*WHAT NEEDS TO BE DONE*.
Each entry needs to be reproduced verbatim.

==== RECORDS SUPPLIED ====

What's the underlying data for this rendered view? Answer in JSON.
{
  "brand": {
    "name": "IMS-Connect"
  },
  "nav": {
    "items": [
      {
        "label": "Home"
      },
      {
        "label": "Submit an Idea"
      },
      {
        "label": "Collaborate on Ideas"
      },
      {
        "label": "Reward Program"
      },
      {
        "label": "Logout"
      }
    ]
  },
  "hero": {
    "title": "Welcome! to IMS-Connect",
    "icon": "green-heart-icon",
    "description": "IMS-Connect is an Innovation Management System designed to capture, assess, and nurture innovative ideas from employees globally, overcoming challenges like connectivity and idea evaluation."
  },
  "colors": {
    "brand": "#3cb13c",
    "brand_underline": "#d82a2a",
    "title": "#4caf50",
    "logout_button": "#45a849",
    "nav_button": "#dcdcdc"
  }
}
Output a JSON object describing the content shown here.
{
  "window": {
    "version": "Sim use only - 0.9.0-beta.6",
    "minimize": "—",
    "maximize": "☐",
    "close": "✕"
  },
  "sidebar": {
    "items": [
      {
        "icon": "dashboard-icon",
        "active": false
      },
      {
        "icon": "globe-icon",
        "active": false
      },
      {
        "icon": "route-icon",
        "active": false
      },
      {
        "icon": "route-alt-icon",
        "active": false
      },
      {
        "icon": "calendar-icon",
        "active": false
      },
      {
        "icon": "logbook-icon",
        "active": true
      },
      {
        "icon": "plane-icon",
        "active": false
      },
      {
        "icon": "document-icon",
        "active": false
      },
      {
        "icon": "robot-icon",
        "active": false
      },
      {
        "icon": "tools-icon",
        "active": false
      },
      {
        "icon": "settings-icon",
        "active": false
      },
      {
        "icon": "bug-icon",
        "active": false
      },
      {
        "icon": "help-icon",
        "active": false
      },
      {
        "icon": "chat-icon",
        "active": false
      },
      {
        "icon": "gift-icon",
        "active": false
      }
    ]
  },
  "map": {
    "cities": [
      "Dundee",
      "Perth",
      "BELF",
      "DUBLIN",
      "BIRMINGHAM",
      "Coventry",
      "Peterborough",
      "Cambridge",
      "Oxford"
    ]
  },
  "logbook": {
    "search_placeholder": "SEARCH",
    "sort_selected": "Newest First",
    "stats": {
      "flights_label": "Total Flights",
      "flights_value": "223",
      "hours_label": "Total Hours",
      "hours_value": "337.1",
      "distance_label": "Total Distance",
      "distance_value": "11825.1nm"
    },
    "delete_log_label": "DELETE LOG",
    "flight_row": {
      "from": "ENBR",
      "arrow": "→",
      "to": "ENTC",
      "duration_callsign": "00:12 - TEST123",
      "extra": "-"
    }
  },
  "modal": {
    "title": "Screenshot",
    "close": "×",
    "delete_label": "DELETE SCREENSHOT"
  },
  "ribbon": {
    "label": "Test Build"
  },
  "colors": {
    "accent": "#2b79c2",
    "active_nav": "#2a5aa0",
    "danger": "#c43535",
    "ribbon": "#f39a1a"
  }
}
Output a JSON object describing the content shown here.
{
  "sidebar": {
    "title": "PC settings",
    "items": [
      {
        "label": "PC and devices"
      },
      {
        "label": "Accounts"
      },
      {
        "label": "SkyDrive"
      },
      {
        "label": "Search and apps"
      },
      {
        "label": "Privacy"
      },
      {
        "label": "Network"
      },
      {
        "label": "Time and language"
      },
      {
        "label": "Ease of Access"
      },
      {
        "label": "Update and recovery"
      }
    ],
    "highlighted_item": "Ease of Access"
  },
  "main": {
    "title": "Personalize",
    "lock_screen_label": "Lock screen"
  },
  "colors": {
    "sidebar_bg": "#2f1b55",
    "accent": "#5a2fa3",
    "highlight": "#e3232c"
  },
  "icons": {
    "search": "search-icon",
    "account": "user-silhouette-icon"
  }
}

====

*REPLY TO THE EXERCISE*.
What's the underlying data for this rendered view? Answer in JSON.
{
  "brand": {
    "name": "IMS-Connect"
  },
  "nav": {
    "items": [
      {
        "label": "Home"
      },
      {
        "label": "Submit an Idea"
      },
      {
        "label": "Collaborate on Ideas"
      },
      {
        "label": "Reward Program"
      },
      {
        "label": "Logout"
      }
    ]
  },
  "hero": {
    "title": "Welcome! to IMS-Connect",
    "icon": "green-heart-icon",
    "description": "IMS-Connect is an Innovation Management System designed to capture, assess, and nurture innovative ideas from employees globally, overcoming challenges like connectivity and idea evaluation."
  },
  "colors": {
    "brand": "#3cb13c",
    "brand_underline": "#d82a2a",
    "title": "#4caf50",
    "logout_button": "#45a849",
    "nav_button": "#dcdcdc"
  }
}
Output a JSON object describing the content shown here.
{
  "window": {
    "version": "Sim use only - 0.9.0-beta.6",
    "minimize": "—",
    "maximize": "☐",
    "close": "✕"
  },
  "sidebar": {
    "items": [
      {
        "icon": "dashboard-icon",
        "active": false
      },
      {
        "icon": "globe-icon",
        "active": false
      },
      {
        "icon": "route-icon",
        "active": false
      },
      {
        "icon": "route-alt-icon",
        "active": false
      },
      {
        "icon": "calendar-icon",
        "active": false
      },
      {
        "icon": "logbook-icon",
        "active": true
      },
      {
        "icon": "plane-icon",
        "active": false
      },
      {
        "icon": "document-icon",
        "active": false
      },
      {
        "icon": "robot-icon",
        "active": false
      },
      {
        "icon": "tools-icon",
        "active": false
      },
      {
        "icon": "settings-icon",
        "active": false
      },
      {
        "icon": "bug-icon",
        "active": false
      },
      {
        "icon": "help-icon",
        "active": false
      },
      {
        "icon": "chat-icon",
        "active": false
      },
      {
        "icon": "gift-icon",
        "active": false
      }
    ]
  },
  "map": {
    "cities": [
      "Dundee",
      "Perth",
      "BELF",
      "DUBLIN",
      "BIRMINGHAM",
      "Coventry",
      "Peterborough",
      "Cambridge",
      "Oxford"
    ]
  },
  "logbook": {
    "search_placeholder": "SEARCH",
    "sort_selected": "Newest First",
    "stats": {
      "flights_label": "Total Flights",
      "flights_value": "223",
      "hours_label": "Total Hours",
      "hours_value": "337.1",
      "distance_label": "Total Distance",
      "distance_value": "11825.1nm"
    },
    "delete_log_label": "DELETE LOG",
    "flight_row": {
      "from": "ENBR",
      "arrow": "→",
      "to": "ENTC",
      "duration_callsign": "00:12 - TEST123",
      "extra": "-"
    }
  },
  "modal": {
    "title": "Screenshot",
    "close": "×",
    "delete_label": "DELETE SCREENSHOT"
  },
  "ribbon": {
    "label": "Test Build"
  },
  "colors": {
    "accent": "#2b79c2",
    "active_nav": "#2a5aa0",
    "danger": "#c43535",
    "ribbon": "#f39a1a"
  }
}
Output a JSON object describing the content shown here.
{
  "sidebar": {
    "title": "PC settings",
    "items": [
      {
        "label": "PC and devices"
      },
      {
        "label": "Accounts"
      },
      {
        "label": "SkyDrive"
      },
      {
        "label": "Search and apps"
      },
      {
        "label": "Privacy"
      },
      {
        "label": "Network"
      },
      {
        "label": "Time and language"
      },
      {
        "label": "Ease of Access"
      },
      {
        "label": "Update and recovery"
      }
    ],
    "highlighted_item": "Ease of Access"
  },
  "main": {
    "title": "Personalize",
    "lock_screen_label": "Lock screen"
  },
  "colors": {
    "sidebar_bg": "#2f1b55",
    "accent": "#5a2fa3",
    "highlight": "#e3232c"
  },
  "icons": {
    "search": "search-icon",
    "account": "user-silhouette-icon"
  }
}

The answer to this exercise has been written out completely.